#WomensHistoryMonth: Maria Baldwin

In 1889, Maria Baldwin was appointed the first Black person in New England to be the principal of a majority white school, which included a majority white staff. As an educator, she pushed institutional boundaries and set the tone for the civil rights movement in New England. Her educational leadership was admired by many, and to this day, she is still regarded as one of the greatest advocates in history.

Baldwin (1856-1922) had a special gift – she could navigate intellectual and activist spaces with incredible eloquence. On February 22, 1897, she made history by being the first Black person to speak at the Brooklyn Institute of Arts and Sciences. During her speech, she called on Harriet Beecher Stowe, author of Uncle Tom’s Cabin, and condemned the horrors of slavery. Her audience responded with resounding support. From then on, she emerged as a steadfast advocate in the New England region, advocating for civil rights, campaigning against lynching, and promoting suffrage.

Her incredible reputation within the community empowered the League of Women in Community Service, also known as “the League,” to achieve remarkable strides in their mission. Her financial support led the League to purchase a five-story brownstone in the heart of Boston on Massachusetts Ave. This house became a hub for Boston’s Black community. Notably, this home hosted people like Coretta Scott King, who would meet her future husband, Martin Luther King Jr., while they both lived on Massachusetts Ave. To this day, the League proudly maintains ownership of this historic house, marking its place as one of the oldest continuously operating Black women’s clubs in the United States. 

Although Baldwin made significant contributions to the League, her life was not without its difficulties. In 1905, she faced a series of setbacks when she lost her family home in Cambridge, coinciding with her brother’s bankruptcy. Baldwin had no choice but to move to a rooming house in Boston’s South End, where she endured racial discrimination as the sole African American resident. Additionally, she battled heart disease, worsened by her demanding workload and packed speaking schedule. Tragically, she suddenly passed after speaking at a meeting for the Robert Gould Shaw House Association on January 9, 1922.

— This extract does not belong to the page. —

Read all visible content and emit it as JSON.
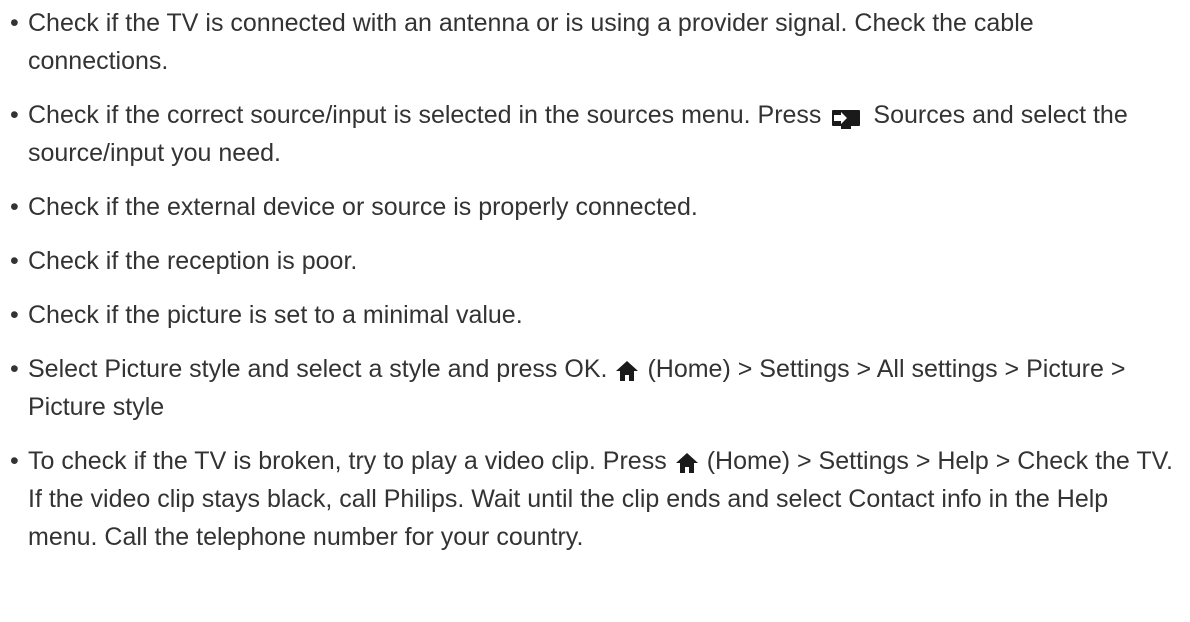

Maria Baldwin should be admired for her articulation and profound ability to seek the discomfort of spaces where she was historically unwelcome. Her endorsement of the League sparked transformative shifts in the community’s reception of Black individuals. The school she headed for 40 years, the Agassiz Elementary School, was renamed in her honor in 2002. Her remarkable contributions to the fight for justice and equality, and her pivotal role in creating a secure and culturally enriching space for the Black community, particularly Black women, may not have received the widespread recognition they deserve just yet. However, throughout Boston, and particularly here at WPLN, her legacy continues to resonate and thrive.